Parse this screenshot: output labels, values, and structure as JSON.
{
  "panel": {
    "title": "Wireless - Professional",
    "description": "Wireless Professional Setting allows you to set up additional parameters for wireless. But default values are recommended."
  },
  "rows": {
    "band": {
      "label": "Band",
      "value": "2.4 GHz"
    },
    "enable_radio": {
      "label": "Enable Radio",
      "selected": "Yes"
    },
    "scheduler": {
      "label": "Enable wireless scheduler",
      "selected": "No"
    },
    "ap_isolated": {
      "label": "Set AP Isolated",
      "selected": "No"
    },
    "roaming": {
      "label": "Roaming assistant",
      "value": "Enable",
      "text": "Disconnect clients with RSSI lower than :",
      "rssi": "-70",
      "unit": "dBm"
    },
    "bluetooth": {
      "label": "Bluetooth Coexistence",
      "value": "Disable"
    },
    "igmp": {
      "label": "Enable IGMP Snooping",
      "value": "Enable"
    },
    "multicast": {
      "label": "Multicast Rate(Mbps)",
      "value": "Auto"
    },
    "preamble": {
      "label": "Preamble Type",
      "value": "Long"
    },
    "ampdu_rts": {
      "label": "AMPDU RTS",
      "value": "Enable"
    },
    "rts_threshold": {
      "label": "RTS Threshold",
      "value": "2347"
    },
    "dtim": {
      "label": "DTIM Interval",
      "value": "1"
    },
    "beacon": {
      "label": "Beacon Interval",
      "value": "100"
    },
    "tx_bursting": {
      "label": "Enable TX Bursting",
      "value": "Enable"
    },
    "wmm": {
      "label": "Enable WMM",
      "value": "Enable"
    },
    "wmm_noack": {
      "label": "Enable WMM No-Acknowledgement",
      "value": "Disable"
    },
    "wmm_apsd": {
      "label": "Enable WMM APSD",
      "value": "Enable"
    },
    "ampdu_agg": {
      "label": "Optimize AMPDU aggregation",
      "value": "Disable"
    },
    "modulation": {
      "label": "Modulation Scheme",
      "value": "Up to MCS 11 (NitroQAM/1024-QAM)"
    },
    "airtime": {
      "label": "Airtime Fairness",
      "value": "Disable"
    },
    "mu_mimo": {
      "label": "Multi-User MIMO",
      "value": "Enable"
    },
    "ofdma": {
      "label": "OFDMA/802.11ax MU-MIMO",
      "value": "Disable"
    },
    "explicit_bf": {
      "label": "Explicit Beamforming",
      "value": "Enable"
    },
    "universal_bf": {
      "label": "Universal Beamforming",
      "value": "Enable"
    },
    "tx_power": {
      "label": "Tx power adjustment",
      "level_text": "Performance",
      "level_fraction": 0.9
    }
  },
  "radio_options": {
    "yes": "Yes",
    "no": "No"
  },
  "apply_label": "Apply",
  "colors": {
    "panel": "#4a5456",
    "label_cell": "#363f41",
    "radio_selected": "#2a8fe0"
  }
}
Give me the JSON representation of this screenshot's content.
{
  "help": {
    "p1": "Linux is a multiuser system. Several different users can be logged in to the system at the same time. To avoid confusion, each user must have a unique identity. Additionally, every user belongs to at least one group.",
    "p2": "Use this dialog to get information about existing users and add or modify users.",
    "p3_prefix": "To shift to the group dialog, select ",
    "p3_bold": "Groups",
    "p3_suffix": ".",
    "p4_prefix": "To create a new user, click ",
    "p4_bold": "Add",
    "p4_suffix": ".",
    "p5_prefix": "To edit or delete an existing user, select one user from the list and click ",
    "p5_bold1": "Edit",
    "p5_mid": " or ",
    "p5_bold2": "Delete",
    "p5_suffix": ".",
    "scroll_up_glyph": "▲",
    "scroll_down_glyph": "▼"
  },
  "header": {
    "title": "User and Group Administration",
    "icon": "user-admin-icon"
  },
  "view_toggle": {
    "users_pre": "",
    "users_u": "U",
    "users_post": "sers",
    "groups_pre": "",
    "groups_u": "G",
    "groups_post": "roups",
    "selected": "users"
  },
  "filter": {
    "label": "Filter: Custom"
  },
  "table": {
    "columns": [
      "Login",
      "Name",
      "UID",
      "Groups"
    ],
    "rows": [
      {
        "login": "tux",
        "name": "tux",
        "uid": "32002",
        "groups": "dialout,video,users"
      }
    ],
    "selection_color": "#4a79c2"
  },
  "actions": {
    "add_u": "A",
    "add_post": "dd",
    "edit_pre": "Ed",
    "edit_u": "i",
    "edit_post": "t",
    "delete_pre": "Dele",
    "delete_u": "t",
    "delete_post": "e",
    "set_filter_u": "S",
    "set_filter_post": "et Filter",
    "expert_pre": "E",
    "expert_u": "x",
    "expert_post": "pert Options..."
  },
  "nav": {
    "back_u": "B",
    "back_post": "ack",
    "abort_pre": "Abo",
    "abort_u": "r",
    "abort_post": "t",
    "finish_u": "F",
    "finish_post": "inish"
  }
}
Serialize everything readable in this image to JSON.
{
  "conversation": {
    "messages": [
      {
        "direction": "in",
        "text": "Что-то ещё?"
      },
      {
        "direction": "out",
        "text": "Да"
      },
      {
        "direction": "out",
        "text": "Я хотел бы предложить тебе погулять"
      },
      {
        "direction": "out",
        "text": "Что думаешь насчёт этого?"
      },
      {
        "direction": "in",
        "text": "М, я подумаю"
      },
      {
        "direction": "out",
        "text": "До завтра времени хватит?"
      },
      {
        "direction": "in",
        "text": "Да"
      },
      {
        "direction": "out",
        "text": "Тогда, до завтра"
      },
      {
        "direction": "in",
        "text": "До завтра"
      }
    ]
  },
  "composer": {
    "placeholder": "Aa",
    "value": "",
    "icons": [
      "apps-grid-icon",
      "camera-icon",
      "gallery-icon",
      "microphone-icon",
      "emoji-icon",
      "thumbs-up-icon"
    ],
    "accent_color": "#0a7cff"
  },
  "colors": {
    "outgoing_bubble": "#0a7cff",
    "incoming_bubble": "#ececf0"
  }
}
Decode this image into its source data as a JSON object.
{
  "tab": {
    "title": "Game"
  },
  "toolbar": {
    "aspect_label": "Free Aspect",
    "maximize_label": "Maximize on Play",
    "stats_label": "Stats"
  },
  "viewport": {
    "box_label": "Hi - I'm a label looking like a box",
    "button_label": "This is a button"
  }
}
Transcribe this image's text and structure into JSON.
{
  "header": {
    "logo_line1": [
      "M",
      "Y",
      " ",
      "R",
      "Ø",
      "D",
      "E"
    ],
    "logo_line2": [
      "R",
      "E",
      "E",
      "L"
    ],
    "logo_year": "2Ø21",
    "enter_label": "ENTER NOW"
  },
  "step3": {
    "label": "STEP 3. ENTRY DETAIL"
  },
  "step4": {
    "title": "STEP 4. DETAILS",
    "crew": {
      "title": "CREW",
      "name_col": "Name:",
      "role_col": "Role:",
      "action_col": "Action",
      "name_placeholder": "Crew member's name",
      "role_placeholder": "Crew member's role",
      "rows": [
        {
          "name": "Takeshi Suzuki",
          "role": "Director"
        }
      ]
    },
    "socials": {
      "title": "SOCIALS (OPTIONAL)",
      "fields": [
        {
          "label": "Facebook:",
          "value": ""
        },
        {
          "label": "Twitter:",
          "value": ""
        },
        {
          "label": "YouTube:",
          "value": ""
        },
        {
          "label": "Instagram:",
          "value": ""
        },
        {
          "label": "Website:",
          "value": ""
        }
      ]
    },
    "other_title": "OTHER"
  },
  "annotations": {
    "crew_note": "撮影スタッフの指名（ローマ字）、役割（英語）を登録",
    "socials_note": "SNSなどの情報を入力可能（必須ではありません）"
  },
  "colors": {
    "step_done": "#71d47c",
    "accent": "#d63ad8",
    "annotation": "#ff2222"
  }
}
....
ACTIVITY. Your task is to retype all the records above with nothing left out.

OUTPUT FOR THIS EXERCISE.
Parse this screenshot: output labels, values, and structure as JSON.
{
  "panel": {
    "title": "Wireless - Professional",
    "description": "Wireless Professional Setting allows you to set up additional parameters for wireless. But default values are recommended."
  },
  "rows": {
    "band": {
      "label": "Band",
      "value": "2.4 GHz"
    },
    "enable_radio": {
      "label": "Enable Radio",
      "selected": "Yes"
    },
    "scheduler": {
      "label": "Enable wireless scheduler",
      "selected": "No"
    },
    "ap_isolated": {
      "label": "Set AP Isolated",
      "selected": "No"
    },
    "roaming": {
      "label": "Roaming assistant",
      "value": "Enable",
      "text": "Disconnect clients with RSSI lower than :",
      "rssi": "-70",
      "unit": "dBm"
    },
    "bluetooth": {
      "label": "Bluetooth Coexistence",
      "value": "Disable"
    },
    "igmp": {
      "label": "Enable IGMP Snooping",
      "value": "Enable"
    },
    "multicast": {
      "label": "Multicast Rate(Mbps)",
      "value": "Auto"
    },
    "preamble": {
      "label": "Preamble Type",
      "value": "Long"
    },
    "ampdu_rts": {
      "label": "AMPDU RTS",
      "value": "Enable"
    },
    "rts_threshold": {
      "label": "RTS Threshold",
      "value": "2347"
    },
    "dtim": {
      "label": "DTIM Interval",
      "value": "1"
    },
    "beacon": {
      "label": "Beacon Interval",
      "value": "100"
    },
    "tx_bursting": {
      "label": "Enable TX Bursting",
      "value": "Enable"
    },
    "wmm": {
      "label": "Enable WMM",
      "value": "Enable"
    },
    "wmm_noack": {
      "label": "Enable WMM No-Acknowledgement",
      "value": "Disable"
    },
    "wmm_apsd": {
      "label": "Enable WMM APSD",
      "value": "Enable"
    },
    "ampdu_agg": {
      "label": "Optimize AMPDU aggregation",
      "value": "Disable"
    },
    "modulation": {
      "label": "Modulation Scheme",
      "value": "Up to MCS 11 (NitroQAM/1024-QAM)"
    },
    "airtime": {
      "label": "Airtime Fairness",
      "value": "Disable"
    },
    "mu_mimo": {
      "label": "Multi-User MIMO",
      "value": "Enable"
    },
    "ofdma": {
      "label": "OFDMA/802.11ax MU-MIMO",
      "value": "Disable"
    },
    "explicit_bf": {
      "label": "Explicit Beamforming",
      "value": "Enable"
    },
    "universal_bf": {
      "label": "Universal Beamforming",
      "value": "Enable"
    },
    "tx_power": {
      "label": "Tx power adjustment",
      "level_text": "Performance",
      "level_fraction": 0.9
    }
  },
  "radio_options": {
    "yes": "Yes",
    "no": "No"
  },
  "apply_label": "Apply",
  "colors": {
    "panel": "#4a5456",
    "label_cell": "#363f41",
    "radio_selected": "#2a8fe0"
  }
}
Give me the JSON representation of this screenshot's content.
{
  "help": {
    "p1": "Linux is a multiuser system. Several different users can be logged in to the system at the same time. To avoid confusion, each user must have a unique identity. Additionally, every user belongs to at least one group.",
    "p2": "Use this dialog to get information about existing users and add or modify users.",
    "p3_prefix": "To shift to the group dialog, select ",
    "p3_bold": "Groups",
    "p3_suffix": ".",
    "p4_prefix": "To create a new user, click ",
    "p4_bold": "Add",
    "p4_suffix": ".",
    "p5_prefix": "To edit or delete an existing user, select one user from the list and click ",
    "p5_bold1": "Edit",
    "p5_mid": " or ",
    "p5_bold2": "Delete",
    "p5_suffix": ".",
    "scroll_up_glyph": "▲",
    "scroll_down_glyph": "▼"
  },
  "header": {
    "title": "User and Group Administration",
    "icon": "user-admin-icon"
  },
  "view_toggle": {
    "users_pre": "",
    "users_u": "U",
    "users_post": "sers",
    "groups_pre": "",
    "groups_u": "G",
    "groups_post": "roups",
    "selected": "users"
  },
  "filter": {
    "label": "Filter: Custom"
  },
  "table": {
    "columns": [
      "Login",
      "Name",
      "UID",
      "Groups"
    ],
    "rows": [
      {
        "login": "tux",
        "name": "tux",
        "uid": "32002",
        "groups": "dialout,video,users"
      }
    ],
    "selection_color": "#4a79c2"
  },
  "actions": {
    "add_u": "A",
    "add_post": "dd",
    "edit_pre": "Ed",
    "edit_u": "i",
    "edit_post": "t",
    "delete_pre": "Dele",
    "delete_u": "t",
    "delete_post": "e",
    "set_filter_u": "S",
    "set_filter_post": "et Filter",
    "expert_pre": "E",
    "expert_u": "x",
    "expert_post": "pert Options..."
  },
  "nav": {
    "back_u": "B",
    "back_post": "ack",
    "abort_pre": "Abo",
    "abort_u": "r",
    "abort_post": "t",
    "finish_u": "F",
    "finish_post": "inish"
  }
}
Serialize everything readable in this image to JSON.
{
  "conversation": {
    "messages": [
      {
        "direction": "in",
        "text": "Что-то ещё?"
      },
      {
        "direction": "out",
        "text": "Да"
      },
      {
        "direction": "out",
        "text": "Я хотел бы предложить тебе погулять"
      },
      {
        "direction": "out",
        "text": "Что думаешь насчёт этого?"
      },
      {
        "direction": "in",
        "text": "М, я подумаю"
      },
      {
        "direction": "out",
        "text": "До завтра времени хватит?"
      },
      {
        "direction": "in",
        "text": "Да"
      },
      {
        "direction": "out",
        "text": "Тогда, до завтра"
      },
      {
        "direction": "in",
        "text": "До завтра"
      }
    ]
  },
  "composer": {
    "placeholder": "Aa",
    "value": "",
    "icons": [
      "apps-grid-icon",
      "camera-icon",
      "gallery-icon",
      "microphone-icon",
      "emoji-icon",
      "thumbs-up-icon"
    ],
    "accent_color": "#0a7cff"
  },
  "colors": {
    "outgoing_bubble": "#0a7cff",
    "incoming_bubble": "#ececf0"
  }
}
Decode this image into its source data as a JSON object.
{
  "tab": {
    "title": "Game"
  },
  "toolbar": {
    "aspect_label": "Free Aspect",
    "maximize_label": "Maximize on Play",
    "stats_label": "Stats"
  },
  "viewport": {
    "box_label": "Hi - I'm a label looking like a box",
    "button_label": "This is a button"
  }
}
Transcribe this image's text and structure into JSON.
{
  "header": {
    "logo_line1": [
      "M",
      "Y",
      " ",
      "R",
      "Ø",
      "D",
      "E"
    ],
    "logo_line2": [
      "R",
      "E",
      "E",
      "L"
    ],
    "logo_year": "2Ø21",
    "enter_label": "ENTER NOW"
  },
  "step3": {
    "label": "STEP 3. ENTRY DETAIL"
  },
  "step4": {
    "title": "STEP 4. DETAILS",
    "crew": {
      "title": "CREW",
      "name_col": "Name:",
      "role_col": "Role:",
      "action_col": "Action",
      "name_placeholder": "Crew member's name",
      "role_placeholder": "Crew member's role",
      "rows": [
        {
          "name": "Takeshi Suzuki",
          "role": "Director"
        }
      ]
    },
    "socials": {
      "title": "SOCIALS (OPTIONAL)",
      "fields": [
        {
          "label": "Facebook:",
          "value": ""
        },
        {
          "label": "Twitter:",
          "value": ""
        },
        {
          "label": "YouTube:",
          "value": ""
        },
        {
          "label": "Instagram:",
          "value": ""
        },
        {
          "label": "Website:",
          "value": ""
        }
      ]
    },
    "other_title": "OTHER"
  },
  "annotations": {
    "crew_note": "撮影スタッフの指名（ローマ字）、役割（英語）を登録",
    "socials_note": "SNSなどの情報を入力可能（必須ではありません）"
  },
  "colors": {
    "step_done": "#71d47c",
    "accent": "#d63ad8",
    "annotation": "#ff2222"
  }
}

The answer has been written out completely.